Ferdinand von Prondzynski, principal of Robert Gordon University in Aberdeen, believes the move could undermine the Government's wider economic strategy.
In 2012/13, newer universities such as Abertay in Dundee, Edinburgh Napier, Glasgow Caledonian, Queen Margaret in Edinburgh, and Robert Gordon will all see a reduction in their share of Scotland's research budget, an annual fund of £233 million.
At the same time, research investment at traditional universities such as Glasgow, Edinburgh and St Andrews will increase, in some cases by as much as 6%.
Mr von Prondzynski said: "We know that high value research produces development and growth, but what do we conclude from this?
"The most common, but in some ways also the most politically lazy, conclusion has been to go for what is known as research concentration, under which an ever smaller number of institutions and of researchers are allocated public funding.
"This will tend to shift investment to older city locations hosting older universities. It is also unhitching research funding - from any link with local development needs."
Mr von Prondzynski, the chairman of a recent commission on university governance, said the shift could have repercussions for the economy.
He said: "Research concentration in Scotland, if done on this basis, will tend to undermine any economic development policy that the Scottish Government may have in mind.
"First, research would be almost entirely restricted to the central belt.
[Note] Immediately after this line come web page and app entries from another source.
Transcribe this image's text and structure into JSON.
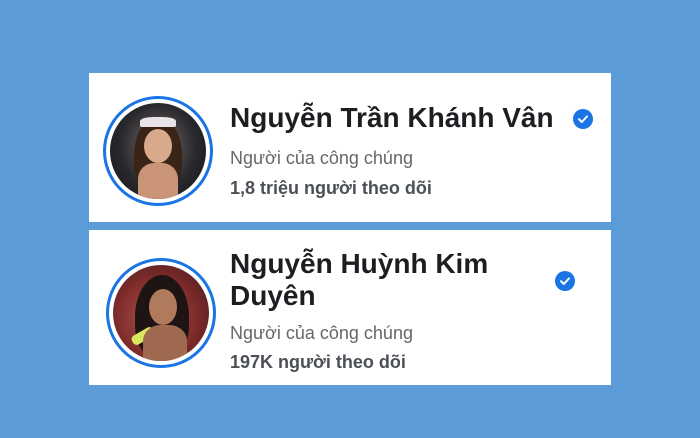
{
  "colors": {
    "background": "#5b9bd8",
    "accent": "#1b74e4",
    "name": "#1c1e21",
    "subtext": "#65676b"
  },
  "profiles": [
    {
      "name": "Nguyễn Trần Khánh Vân",
      "verified_icon": "verified-check-icon",
      "category": "Người của công chúng",
      "followers": "1,8 triệu người theo dõi"
    },
    {
      "name": "Nguyễn Huỳnh Kim Duyên",
      "verified_icon": "verified-check-icon",
      "category": "Người của công chúng",
      "followers": "197K người theo dõi"
    }
  ]
}
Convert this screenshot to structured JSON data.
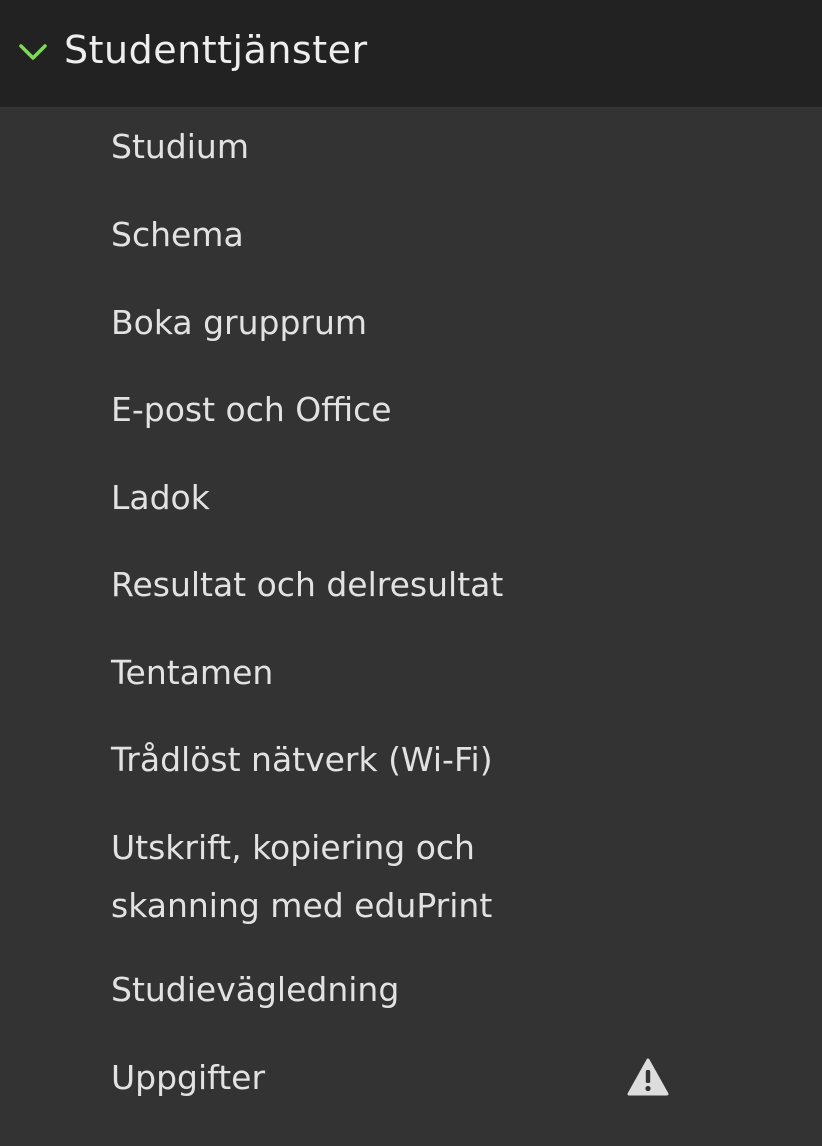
{
  "section": {
    "title": "Studenttjänster",
    "expanded": true,
    "chevron_icon": "chevron-down-icon",
    "chevron_color": "#7ed957"
  },
  "items": [
    {
      "label": "Studium"
    },
    {
      "label": "Schema"
    },
    {
      "label": "Boka grupprum"
    },
    {
      "label": "E-post och Office"
    },
    {
      "label": "Ladok"
    },
    {
      "label": "Resultat och delresultat"
    },
    {
      "label": "Tentamen"
    },
    {
      "label": "Trådlöst nätverk (Wi-Fi)"
    },
    {
      "label_line1": "Utskrift, kopiering och",
      "label_line2": "skanning med eduPrint"
    },
    {
      "label": "Studievägledning"
    },
    {
      "label": "Uppgifter",
      "icon": "warning-icon"
    }
  ],
  "colors": {
    "header_bg": "#222222",
    "list_bg": "#333333",
    "text": "#e2e2e2",
    "warning_icon": "#dddddd"
  }
}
Secondly, it will tend to reflect the priorities of the universities in question, which in turn will have little connection with Scottish national priorities."
Concentration of research funding was first highlighted in the Scottish Government's Green Paper on higher education, published in 2010.
This was followed up in September last year by a letter of guidance to the Scottish Funding Council (SFC) from Michael Russell, the Education Secretary, highlighting his priorities between 2012 and 2015.
He said: "To ensure Scotland's research remains internationally competitive you should continue to focus on world-leading and internationally excellent research."
The SFC has now changed the way it allocates its Research Excellence Grant, no longer funding lower-graded research and concentrating instead on work that ranks highest in international comparisons.
At the time, lecturers' union UCU Scotland said the development could create a two-tier system with some universities doing very little research – to the detriment of students.
However, Mark Batho, chief executive of the SFC, said funding for university research had increased by £10m for the next academic year.
He said: "We concentrate our funding to support the best quality research and to lever the greatest amount of resource from other research funders.
"The recent establishment by a global pharmaceutical company of a new fund to support SFC-funded research in life sciences is one example of how that equation works to the benefit of Scotland.
"Along with universities and other public bodies we continue to invest in ways to translate high-quality university research into new jobs and economic growth for Scotland."
A Scottish Government spokesman said: "Scotland has a number of avenues available to fund research beyond our higher education sector.
"For example, Scottish Enterprise provides grants of up to £100,000 through the Smart Scotland programme and research and development grants.
"Both these initiatives support hundreds of Scottish firms each and every year."